Thursday, August 14, 2008

Day 13: Still catching up

On Sunday I had a nice lie in (much needed I'm sure). I rolled out around 10, and immediately into the Starbucks down the street to get my daily fix of internet news and nonsense. Vowing again to stay away from the toll road, I headed east towards the lake and took a nice local highway along the shore.

Graham says "Jesus would approve"
This eventually met up with the interstate (post toll section thankfully), which meant traffic. Sunday afternoon traffic going south into Chicago. My regiment of drinking as much water as I could was starting to catch up to me, as well as a slight irritation with the crowds of cars, so I took an exit looking for a bathroom. From here I decided to move towards the shore line again as I had heard the shore line road was interesting and goes right through downtown. This part of Chicago was pretty interesting, reminding me of a blend between northwest and southeast Portland.

Traffic began increasing as I approached the shore, which I realized was due to the giant public park the road I was on led to. A combination of traffic, stress of driving in an unknown city, and a renewed desire to use the restroom caused me to turn on what I thought was the correct road, but turned out to be one that ran parallel, with no way of connecting.

This began an adventure in navigating downtown Chicago trying to get on the right highway. Taking a wrong turn I eventually joined up with the correct route, however in the wrong direction. There must be some psychological effect that a full bladder has on the brain, because I was making some pretty poor judgment calls about turns and such. By this point, I was at the stage where had I been able to discover the proper logistics I would have used one of the empty bottles I had rattling around.

Once I was finally able to get on the shore line drive in the right direction, I decided to sacrifice my comfort in favor of not getting lost again. The road was nice, good speed and right on the lake; I was able to take in much of downtown Chicago at 60 mph.

Eventually, though, I was led into south Chicago. This is where my trip took a turn for the culturally interesting. I had this conversation with Graham, who helped me really flesh this out as he had the same general observations. Being from Portland, I hope to be a liberal and open person, and for the most part believe myself to be. However, with that in mind, the other element of being from Oregon is a lack of extreme economic diversity; for the most part, the state (at least the Portland metro area) has a range of middle class with few outliers on either side. Driving into south Chicago, I was abruptly thrown into a poor, predominantly African American community. In and of itself, not necessarily a threatening environment, but I was already lost (sort of) and quite out of my element. Against my intellectual self, I admit that I felt uncomfortable. I am unsure whether it was from expectaions and biases from what I've seen in popular media, a lack of personal experience in this kind of situation, or most likely a combination of the two. But the worst part was that I was frustrated in myself for succumbing to a fear that I know to be illogical. I know that the chances of anything adverse happening to me are low, and probably mostly equal no matter where I am, but I couldn't help but feel uneasy.
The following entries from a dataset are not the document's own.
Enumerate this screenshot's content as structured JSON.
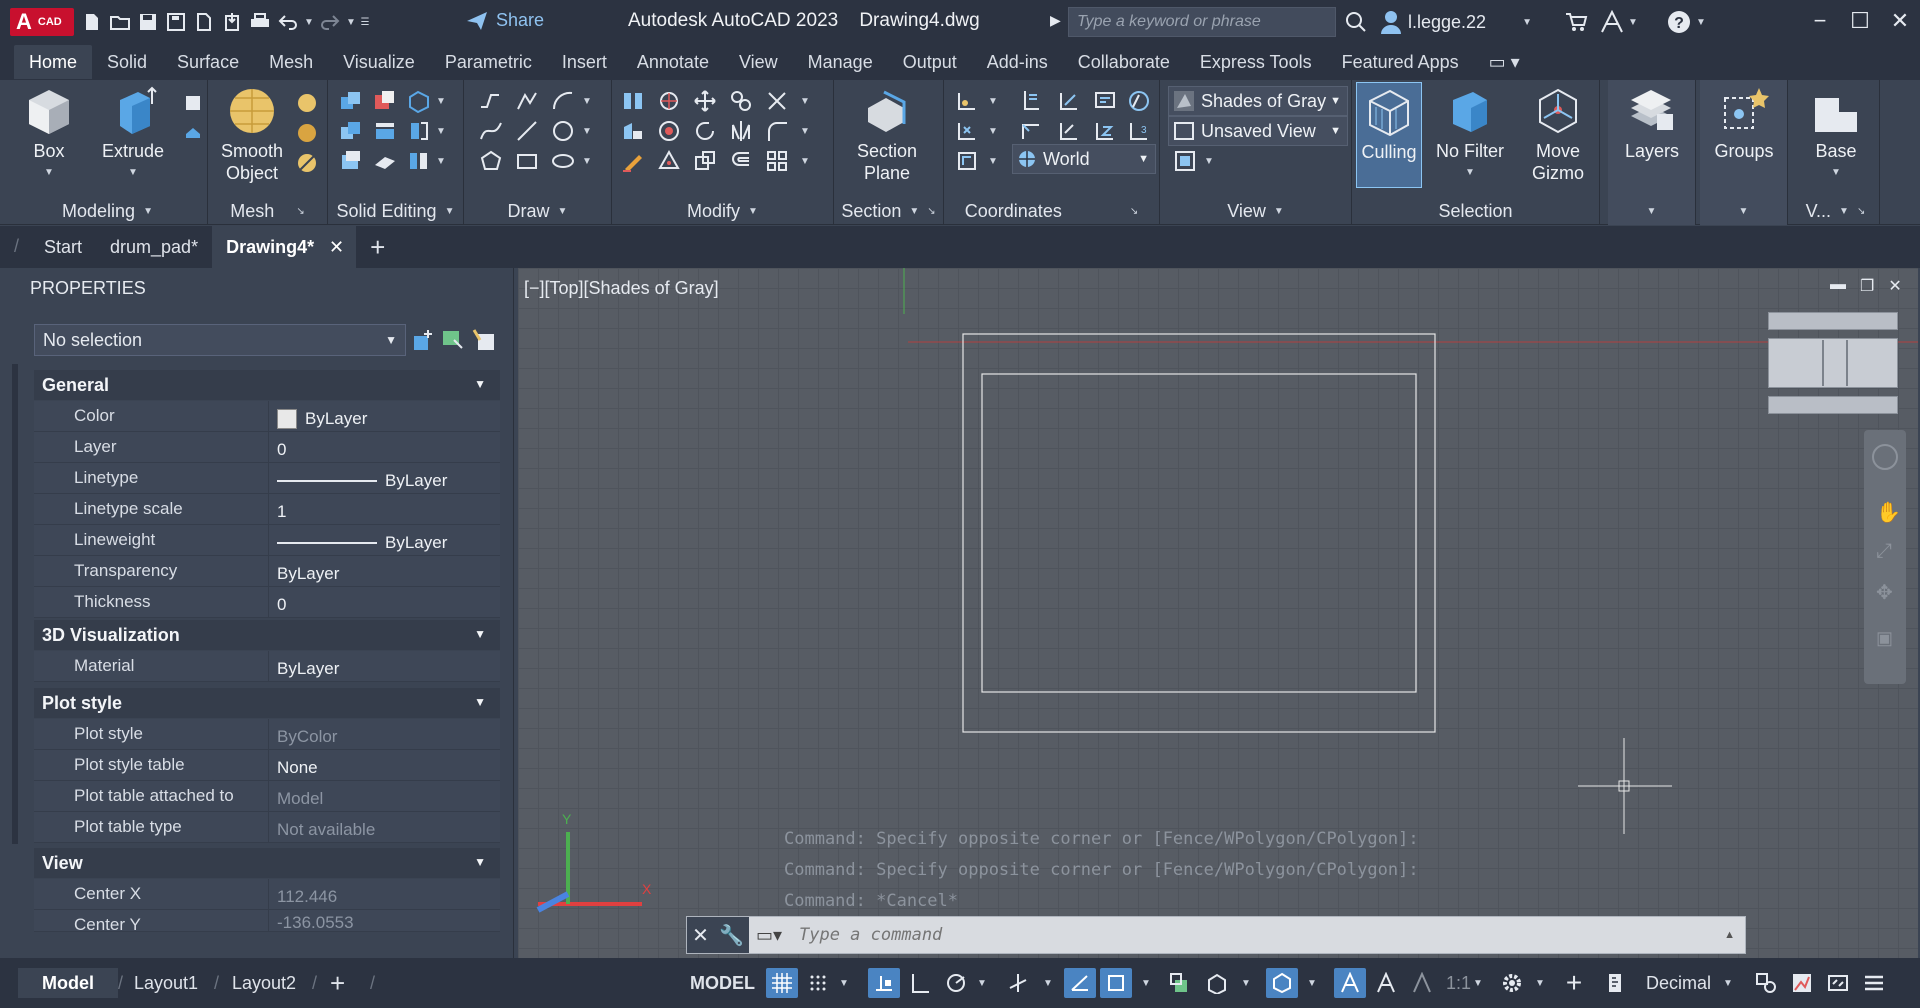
{
  "titlebar": {
    "logo_letter": "A",
    "logo_sub": "CAD",
    "share_label": "Share",
    "app_name": "Autodesk AutoCAD 2023",
    "file_name": "Drawing4.dwg",
    "search_placeholder": "Type a keyword or phrase",
    "user_name": "l.legge.22"
  },
  "menu_tabs": [
    "Home",
    "Solid",
    "Surface",
    "Mesh",
    "Visualize",
    "Parametric",
    "Insert",
    "Annotate",
    "View",
    "Manage",
    "Output",
    "Add-ins",
    "Collaborate",
    "Express Tools",
    "Featured Apps"
  ],
  "ribbon": {
    "modeling": {
      "title": "Modeling",
      "box": "Box",
      "extrude": "Extrude"
    },
    "mesh": {
      "title": "Mesh",
      "smooth_object_line1": "Smooth",
      "smooth_object_line2": "Object"
    },
    "solid_editing": {
      "title": "Solid Editing"
    },
    "draw": {
      "title": "Draw"
    },
    "modify": {
      "title": "Modify"
    },
    "section": {
      "title": "Section",
      "section_plane_line1": "Section",
      "section_plane_line2": "Plane"
    },
    "coordinates": {
      "title": "Coordinates",
      "ucs_value": "World"
    },
    "view": {
      "title": "View",
      "visual_style": "Shades of Gray",
      "named_view": "Unsaved View"
    },
    "selection": {
      "title": "Selection",
      "culling": "Culling",
      "no_filter": "No Filter",
      "move_gizmo_line1": "Move",
      "move_gizmo_line2": "Gizmo"
    },
    "layers": {
      "title": "Layers"
    },
    "groups": {
      "title": "Groups"
    },
    "base": {
      "title": "V...",
      "label": "Base"
    }
  },
  "doc_tabs": {
    "start": "Start",
    "tab1": "drum_pad*",
    "tab2": "Drawing4*"
  },
  "properties": {
    "header": "PROPERTIES",
    "selection": "No selection",
    "sections": {
      "general": "General",
      "viz3d": "3D Visualization",
      "plotstyle": "Plot style",
      "view": "View"
    },
    "general": [
      {
        "label": "Color",
        "value": "ByLayer"
      },
      {
        "label": "Layer",
        "value": "0"
      },
      {
        "label": "Linetype",
        "value": "ByLayer"
      },
      {
        "label": "Linetype scale",
        "value": "1"
      },
      {
        "label": "Lineweight",
        "value": "ByLayer"
      },
      {
        "label": "Transparency",
        "value": "ByLayer"
      },
      {
        "label": "Thickness",
        "value": "0"
      }
    ],
    "viz3d": [
      {
        "label": "Material",
        "value": "ByLayer"
      }
    ],
    "plotstyle": [
      {
        "label": "Plot style",
        "value": "ByColor"
      },
      {
        "label": "Plot style table",
        "value": "None"
      },
      {
        "label": "Plot table attached to",
        "value": "Model"
      },
      {
        "label": "Plot table type",
        "value": "Not available"
      }
    ],
    "view": [
      {
        "label": "Center X",
        "value": "112.446"
      },
      {
        "label": "Center Y",
        "value": "-136.0553"
      }
    ]
  },
  "viewport": {
    "label": "[−][Top][Shades of Gray]",
    "axis_x": "X",
    "axis_y": "Y",
    "command_history": [
      "Command: Specify opposite corner or [Fence/WPolygon/CPolygon]:",
      "Command: Specify opposite corner or [Fence/WPolygon/CPolygon]:",
      "Command: *Cancel*"
    ],
    "command_placeholder": "Type a command"
  },
  "statusbar": {
    "layout_tabs": [
      "Model",
      "Layout1",
      "Layout2"
    ],
    "model_label": "MODEL",
    "scale": "1:1",
    "units": "Decimal"
  },
  "colors": {
    "accent": "#4a84c2",
    "titlebar": "#2c3341",
    "ribbon": "#3b4453",
    "logo": "#c8102e"
  }
}
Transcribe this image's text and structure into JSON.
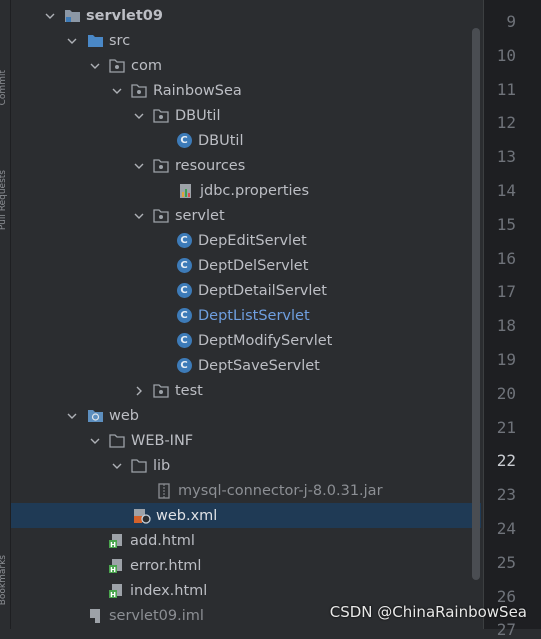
{
  "side_panel": {
    "labels": [
      "Commit",
      "Pull Requests",
      "Bookmarks"
    ]
  },
  "tree": {
    "rows": [
      {
        "label": "servlet09",
        "icon": "module-folder-icon",
        "expanded": true
      },
      {
        "label": "src",
        "icon": "source-folder-icon",
        "expanded": true
      },
      {
        "label": "com",
        "icon": "package-icon",
        "expanded": true
      },
      {
        "label": "RainbowSea",
        "icon": "package-icon",
        "expanded": true
      },
      {
        "label": "DBUtil",
        "icon": "package-icon",
        "expanded": true
      },
      {
        "label": "DBUtil",
        "icon": "java-class-icon"
      },
      {
        "label": "resources",
        "icon": "package-icon",
        "expanded": true
      },
      {
        "label": "jdbc.properties",
        "icon": "properties-file-icon"
      },
      {
        "label": "servlet",
        "icon": "package-icon",
        "expanded": true
      },
      {
        "label": "DepEditServlet",
        "icon": "java-class-icon"
      },
      {
        "label": "DeptDelServlet",
        "icon": "java-class-icon"
      },
      {
        "label": "DeptDetailServlet",
        "icon": "java-class-icon"
      },
      {
        "label": "DeptListServlet",
        "icon": "java-class-icon",
        "status": "modified"
      },
      {
        "label": "DeptModifyServlet",
        "icon": "java-class-icon"
      },
      {
        "label": "DeptSaveServlet",
        "icon": "java-class-icon"
      },
      {
        "label": "test",
        "icon": "package-icon",
        "expanded": false
      },
      {
        "label": "web",
        "icon": "web-folder-icon",
        "expanded": true
      },
      {
        "label": "WEB-INF",
        "icon": "folder-icon",
        "expanded": true
      },
      {
        "label": "lib",
        "icon": "folder-icon",
        "expanded": true
      },
      {
        "label": "mysql-connector-j-8.0.31.jar",
        "icon": "jar-file-icon",
        "status": "ignored"
      },
      {
        "label": "web.xml",
        "icon": "web-xml-icon",
        "selected": true
      },
      {
        "label": "add.html",
        "icon": "html-file-icon"
      },
      {
        "label": "error.html",
        "icon": "html-file-icon"
      },
      {
        "label": "index.html",
        "icon": "html-file-icon"
      },
      {
        "label": "servlet09.iml",
        "icon": "iml-file-icon",
        "status": "ignored"
      }
    ]
  },
  "editor_gutter": {
    "line_numbers": [
      "9",
      "10",
      "11",
      "12",
      "13",
      "14",
      "15",
      "16",
      "17",
      "18",
      "19",
      "20",
      "21",
      "22",
      "23",
      "24",
      "25",
      "26",
      "27"
    ],
    "current_line": "22"
  },
  "watermark": "CSDN @ChinaRainbowSea",
  "colors": {
    "background": "#2b2d30",
    "selection": "#1f3a55",
    "modified_text": "#6f9fe0",
    "class_icon": "#3d7bb8",
    "gutter_background": "#1e1f22"
  }
}
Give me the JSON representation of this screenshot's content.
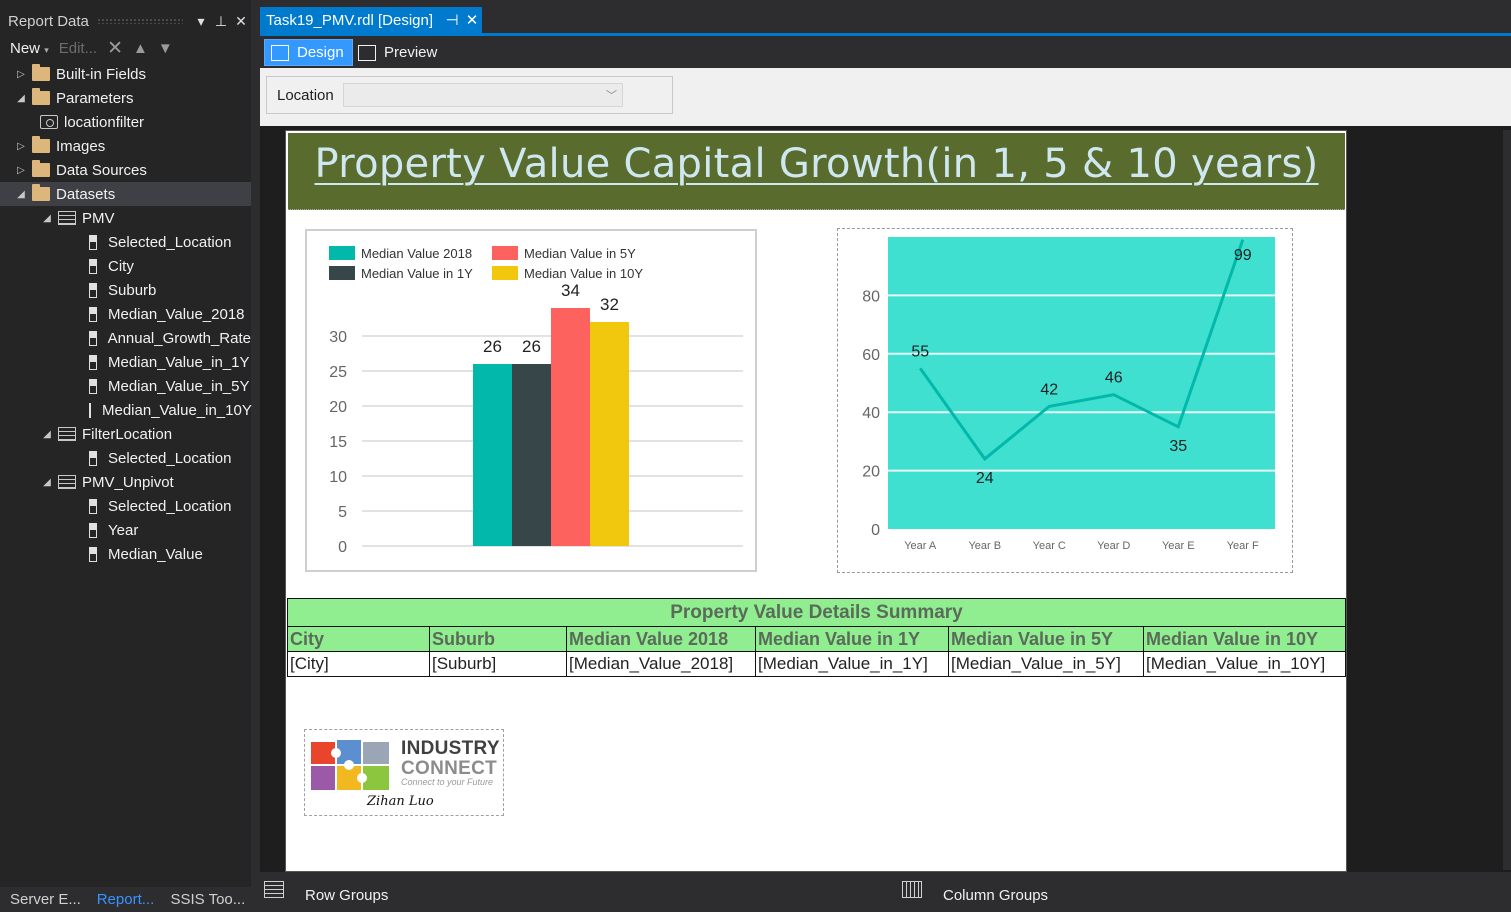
{
  "left_pane": {
    "title": "Report Data",
    "toolbar": {
      "new": "New",
      "edit": "Edit..."
    },
    "tree": [
      {
        "label": "Built-in Fields",
        "kind": "folder",
        "level": 0,
        "expanded": false
      },
      {
        "label": "Parameters",
        "kind": "folder",
        "level": 0,
        "expanded": true
      },
      {
        "label": "locationfilter",
        "kind": "parameter",
        "level": 1
      },
      {
        "label": "Images",
        "kind": "folder",
        "level": 0,
        "expanded": false
      },
      {
        "label": "Data Sources",
        "kind": "folder",
        "level": 0,
        "expanded": false
      },
      {
        "label": "Datasets",
        "kind": "folder",
        "level": 0,
        "expanded": true,
        "selected": true
      },
      {
        "label": "PMV",
        "kind": "dataset",
        "level": 1,
        "expanded": true
      },
      {
        "label": "Selected_Location",
        "kind": "field",
        "level": 2
      },
      {
        "label": "City",
        "kind": "field",
        "level": 2
      },
      {
        "label": "Suburb",
        "kind": "field",
        "level": 2
      },
      {
        "label": "Median_Value_2018",
        "kind": "field",
        "level": 2
      },
      {
        "label": "Annual_Growth_Rate",
        "kind": "field",
        "level": 2
      },
      {
        "label": "Median_Value_in_1Y",
        "kind": "field",
        "level": 2
      },
      {
        "label": "Median_Value_in_5Y",
        "kind": "field",
        "level": 2
      },
      {
        "label": "Median_Value_in_10Y",
        "kind": "field",
        "level": 2
      },
      {
        "label": "FilterLocation",
        "kind": "dataset",
        "level": 1,
        "expanded": true
      },
      {
        "label": "Selected_Location",
        "kind": "field",
        "level": 2
      },
      {
        "label": "PMV_Unpivot",
        "kind": "dataset",
        "level": 1,
        "expanded": true
      },
      {
        "label": "Selected_Location",
        "kind": "field",
        "level": 2
      },
      {
        "label": "Year",
        "kind": "field",
        "level": 2
      },
      {
        "label": "Median_Value",
        "kind": "field",
        "level": 2
      }
    ],
    "bottom_tabs": [
      {
        "label": "Server E...",
        "active": false
      },
      {
        "label": "Report...",
        "active": true
      },
      {
        "label": "SSIS Too...",
        "active": false
      }
    ]
  },
  "document": {
    "tab_title": "Task19_PMV.rdl [Design]",
    "view_buttons": {
      "design": "Design",
      "preview": "Preview"
    },
    "parameter": {
      "label": "Location",
      "value": ""
    }
  },
  "report": {
    "title": "Property Value Capital Growth(in 1, 5 & 10 years)",
    "banner_color": "#5a6b2e",
    "table": {
      "caption": "Property Value Details Summary",
      "headers": [
        "City",
        "Suburb",
        "Median Value 2018",
        "Median Value in 1Y",
        "Median Value in 5Y",
        "Median Value in 10Y"
      ],
      "row": [
        "[City]",
        "[Suburb]",
        "[Median_Value_2018]",
        "[Median_Value_in_1Y]",
        "[Median_Value_in_5Y]",
        "[Median_Value_in_10Y]"
      ],
      "header_color": "#90ee90"
    },
    "logo": {
      "line1": "INDUSTRY",
      "line2": "CONNECT",
      "tagline": "Connect to your Future",
      "signature": "Zihan Luo"
    }
  },
  "chart_data": [
    {
      "type": "bar",
      "series": [
        {
          "name": "Median Value 2018",
          "values": [
            26
          ],
          "color": "#01b8aa"
        },
        {
          "name": "Median Value in 1Y",
          "values": [
            26
          ],
          "color": "#374649"
        },
        {
          "name": "Median Value in 5Y",
          "values": [
            34
          ],
          "color": "#fd625e"
        },
        {
          "name": "Median Value in 10Y",
          "values": [
            32
          ],
          "color": "#f2c80f"
        }
      ],
      "yticks": [
        0,
        5,
        10,
        15,
        20,
        25,
        30
      ],
      "ylim": [
        0,
        35
      ],
      "grid": true,
      "legend": "top-left"
    },
    {
      "type": "line",
      "categories": [
        "Year A",
        "Year B",
        "Year C",
        "Year D",
        "Year E",
        "Year F"
      ],
      "series": [
        {
          "values": [
            55,
            24,
            42,
            46,
            35,
            99
          ],
          "color": "#01b8aa"
        }
      ],
      "yticks": [
        0,
        20,
        40,
        60,
        80
      ],
      "ylim": [
        0,
        100
      ],
      "plot_background": "#40e0d0",
      "grid": true
    }
  ],
  "bottom_bar": {
    "row_groups": "Row Groups",
    "column_groups": "Column Groups"
  }
}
How do you combat those kinds of personal biases, when you know intellectually that they have no base? Putting yourself out there, out of your comfort zone, forcing yourself to confront your unease perhaps? I don't know the answer.

Needless to say, I found my way out of Chicago and into Indiana. This is where I had my first taste of the delicious institution known as White Castle. If what you want are tasty little burgers and fries, White Castle delivers. No frills or extras.

You provide compelling arguments.
I got out to Graham's around 9 (being in the Eastern time zone now). We went out to what is referred to as the "Oregon District" of Dayton, a street of shops and pubs that don't serve any Oregon beer. So why the name? Graham's housemates Bree and Ben postulated that it has something to do with the Oregon trail, and this district perhaps being a staging area. Probably the best explanation I heard. Despite not being from Oregon, the beer wasn't half bad for sure.

Monday we spent tromping around Dayton, visiting the Air Force Museum (very interesting), then heading out to Yellowsprings (the town Graham originally lived in when he first came to Ohio). The town is quite nice, but probably more suited for young families just settling down. We took a nice long "hike" through a nature preserve and rewarded ourselves with some beer (Stone Ruination IPA on tap!) and spinach dip.

On Tuesday, we began our journey north towards Cleveland...

Trip eh? Canadian
Kilometers eh? 6646
Music eh?
The Manchester Orchestra - Like a Virgin Losing a Child
Colour Revolt - EP
Lily Allen - Alright, Still

1 comment:

Anonymous said...

You have to pay attention to your gut reactions no matter where you go. Your natural feelings in strange neighborhoods are there for your survival. The fact that you are uneasy is not racist, it is human. If you did not honor your feelings and threw caution to the wind, you may be sorry and regret your naivety. That is not racist, it is acting wisely.